The characteristics that constitute a good friendship are subjective. Although we are most likely to cite attributes such as kindness, loyalty and generosity in what we look for in friends, the minutiae of that relationship is personal to those in it.
“Surround yourself with someone who is as happy for your happiness as you are for your happiness,” Winfrey has said of the attributes she looks for. “You need friends that are happy in their own lives so that they can actually be authentically happy for you.”
While looking to others for the benefits they bring to a friendship, it is also important to look at yourself, keeping in mind the changes you personally go through that will affect your friendships.
“An important player is personal growth,” says Iwaza. “Not only do your circumstances change, but those circumstances may also induce in you paradigm shifts and growth in directions other than the ones you were in when the friendship started.”
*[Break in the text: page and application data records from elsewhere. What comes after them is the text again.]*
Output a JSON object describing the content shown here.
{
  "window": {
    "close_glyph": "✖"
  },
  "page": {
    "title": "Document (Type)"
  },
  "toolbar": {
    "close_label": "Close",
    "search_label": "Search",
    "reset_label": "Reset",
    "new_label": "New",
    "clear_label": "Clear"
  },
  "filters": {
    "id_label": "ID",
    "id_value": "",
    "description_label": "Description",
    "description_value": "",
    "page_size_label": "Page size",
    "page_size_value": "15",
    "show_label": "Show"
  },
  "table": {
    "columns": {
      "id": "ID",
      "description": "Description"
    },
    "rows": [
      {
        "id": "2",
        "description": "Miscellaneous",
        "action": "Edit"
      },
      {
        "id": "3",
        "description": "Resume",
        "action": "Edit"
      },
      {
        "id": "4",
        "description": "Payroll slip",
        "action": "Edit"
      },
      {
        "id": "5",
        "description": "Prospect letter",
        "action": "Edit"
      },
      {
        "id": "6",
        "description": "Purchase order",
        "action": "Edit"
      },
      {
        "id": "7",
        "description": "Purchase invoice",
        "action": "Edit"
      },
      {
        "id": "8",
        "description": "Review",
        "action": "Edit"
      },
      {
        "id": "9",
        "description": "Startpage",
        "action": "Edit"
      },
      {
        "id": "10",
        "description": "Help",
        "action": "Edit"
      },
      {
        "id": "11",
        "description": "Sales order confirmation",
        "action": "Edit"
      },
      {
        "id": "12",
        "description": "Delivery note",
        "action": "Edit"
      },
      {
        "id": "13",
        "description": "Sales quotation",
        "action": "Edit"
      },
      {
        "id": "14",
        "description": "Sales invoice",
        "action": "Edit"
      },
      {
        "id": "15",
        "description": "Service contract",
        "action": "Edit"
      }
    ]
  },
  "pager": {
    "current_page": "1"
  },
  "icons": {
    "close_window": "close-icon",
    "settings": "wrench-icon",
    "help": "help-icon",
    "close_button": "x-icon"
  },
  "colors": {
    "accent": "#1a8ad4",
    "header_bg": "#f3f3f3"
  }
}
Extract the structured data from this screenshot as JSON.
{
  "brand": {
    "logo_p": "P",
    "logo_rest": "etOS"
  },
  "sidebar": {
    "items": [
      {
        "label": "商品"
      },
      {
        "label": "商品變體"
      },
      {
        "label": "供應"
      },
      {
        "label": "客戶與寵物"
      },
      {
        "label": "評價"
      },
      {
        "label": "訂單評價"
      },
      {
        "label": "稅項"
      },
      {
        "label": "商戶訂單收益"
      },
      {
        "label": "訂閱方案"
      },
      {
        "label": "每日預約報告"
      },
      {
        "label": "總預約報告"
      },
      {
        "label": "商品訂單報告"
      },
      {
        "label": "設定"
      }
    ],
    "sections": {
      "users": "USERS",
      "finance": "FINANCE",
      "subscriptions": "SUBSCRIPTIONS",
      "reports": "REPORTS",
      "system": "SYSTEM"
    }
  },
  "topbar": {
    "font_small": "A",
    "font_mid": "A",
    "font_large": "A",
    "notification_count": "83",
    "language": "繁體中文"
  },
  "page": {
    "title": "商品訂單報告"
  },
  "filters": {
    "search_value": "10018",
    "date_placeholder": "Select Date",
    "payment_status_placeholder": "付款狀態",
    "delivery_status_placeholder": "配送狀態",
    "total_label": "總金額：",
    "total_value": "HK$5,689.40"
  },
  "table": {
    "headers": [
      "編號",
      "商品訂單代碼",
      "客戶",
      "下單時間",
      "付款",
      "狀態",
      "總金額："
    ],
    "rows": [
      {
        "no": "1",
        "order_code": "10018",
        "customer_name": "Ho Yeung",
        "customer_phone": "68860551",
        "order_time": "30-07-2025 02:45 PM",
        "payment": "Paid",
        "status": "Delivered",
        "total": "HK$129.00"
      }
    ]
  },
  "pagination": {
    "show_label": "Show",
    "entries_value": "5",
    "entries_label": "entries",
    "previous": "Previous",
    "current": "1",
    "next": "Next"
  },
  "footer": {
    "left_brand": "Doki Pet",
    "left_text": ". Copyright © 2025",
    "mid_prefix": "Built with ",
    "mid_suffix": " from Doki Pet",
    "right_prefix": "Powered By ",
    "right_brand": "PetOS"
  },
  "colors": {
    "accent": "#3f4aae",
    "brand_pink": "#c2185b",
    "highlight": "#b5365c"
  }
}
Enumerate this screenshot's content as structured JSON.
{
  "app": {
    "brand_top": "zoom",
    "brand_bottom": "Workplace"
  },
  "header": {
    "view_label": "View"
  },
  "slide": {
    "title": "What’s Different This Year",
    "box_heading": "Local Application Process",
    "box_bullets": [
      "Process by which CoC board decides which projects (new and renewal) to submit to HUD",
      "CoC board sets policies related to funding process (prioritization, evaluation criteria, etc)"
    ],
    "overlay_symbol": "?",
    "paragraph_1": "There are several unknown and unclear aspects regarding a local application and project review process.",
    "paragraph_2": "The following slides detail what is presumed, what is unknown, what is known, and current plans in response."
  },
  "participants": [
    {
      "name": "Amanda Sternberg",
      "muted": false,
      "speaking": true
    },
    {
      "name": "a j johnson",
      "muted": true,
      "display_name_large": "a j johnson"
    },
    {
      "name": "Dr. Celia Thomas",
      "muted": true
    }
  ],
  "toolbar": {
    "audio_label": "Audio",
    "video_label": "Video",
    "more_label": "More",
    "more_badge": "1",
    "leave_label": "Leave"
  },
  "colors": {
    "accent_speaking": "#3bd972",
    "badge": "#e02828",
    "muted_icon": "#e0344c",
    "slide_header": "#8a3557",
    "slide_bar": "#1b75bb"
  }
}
Brocq says: “Quality friendships show that you are gaining in maturity. The healthiest people manage to hold on to the friendships that nourish them, whilst forming new connections at the same time. New connections that are more in line with their adult personality and goals in life.”
Does having more friends make you happier?
In a word – no. When it comes to friendships, experts universally agree that quality trumps quantity every time. Rather than looking at numbers, we should look at the attributes of others, as well as checking in with what you’re getting from the relationship.
“Healthy, mutual friendships are crucial for our mental health,” says Dharamshi. “They prevent loneliness, allow us to share our worries, and help foster respect and trust. They can also help increase our overall sense of belonging and purpose.”
Iwaza says: “It is the quality of the connection that counts. A friendship can create a space where you can be yourself and be vulnerable; a space where you can bring your wounds to share your healing along your journey; a chance to love yourself, and the other, and to mature in the process. This safe place that friendship provides is personal and unique, and cannot possibly be shared by a big number of acquaintances.”
It's a sentiment with which Rasmi agrees. "It is hard to find these elements in superficial acquaintances," she says. "Yes, we may be able to have fun and enjoy one another, but it’s the close friends who are more likely to be there for us when we need them."